[EXTRACTED DATA]
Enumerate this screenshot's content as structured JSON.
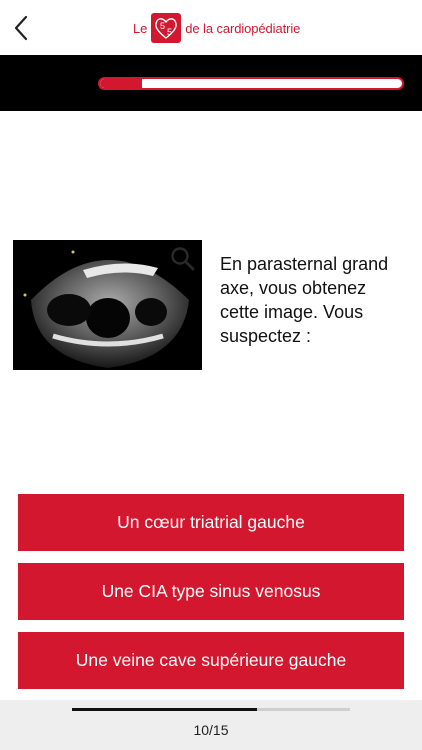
{
  "header": {
    "back_icon": "chevron-left-icon",
    "logo": {
      "prefix": "Le",
      "number_a": "5",
      "number_b": "5",
      "suffix": "de la cardiopédiatrie",
      "color": "#d3172f"
    }
  },
  "quiz_progress": {
    "fraction": 0.14,
    "color": "#d3172f"
  },
  "question": {
    "image_icon": "echocardiogram-image",
    "zoom_icon": "search-icon",
    "text": "En parasternal grand axe, vous obtenez cette image. Vous suspectez :"
  },
  "answers": [
    {
      "label": "Un cœur triatrial gauche"
    },
    {
      "label": "Une CIA type sinus venosus"
    },
    {
      "label": "Une veine cave supérieure gauche"
    }
  ],
  "footer": {
    "counter": "10/15",
    "current": 10,
    "total": 15
  }
}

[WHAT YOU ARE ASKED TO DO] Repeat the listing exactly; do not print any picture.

[OUTPUT BELOW]
Enumerate this screenshot's content as structured JSON.
{
  "header": {
    "back_icon": "chevron-left-icon",
    "logo": {
      "prefix": "Le",
      "number_a": "5",
      "number_b": "5",
      "suffix": "de la cardiopédiatrie",
      "color": "#d3172f"
    }
  },
  "quiz_progress": {
    "fraction": 0.14,
    "color": "#d3172f"
  },
  "question": {
    "image_icon": "echocardiogram-image",
    "zoom_icon": "search-icon",
    "text": "En parasternal grand axe, vous obtenez cette image. Vous suspectez :"
  },
  "answers": [
    {
      "label": "Un cœur triatrial gauche"
    },
    {
      "label": "Une CIA type sinus venosus"
    },
    {
      "label": "Une veine cave supérieure gauche"
    }
  ],
  "footer": {
    "counter": "10/15",
    "current": 10,
    "total": 15
  }
}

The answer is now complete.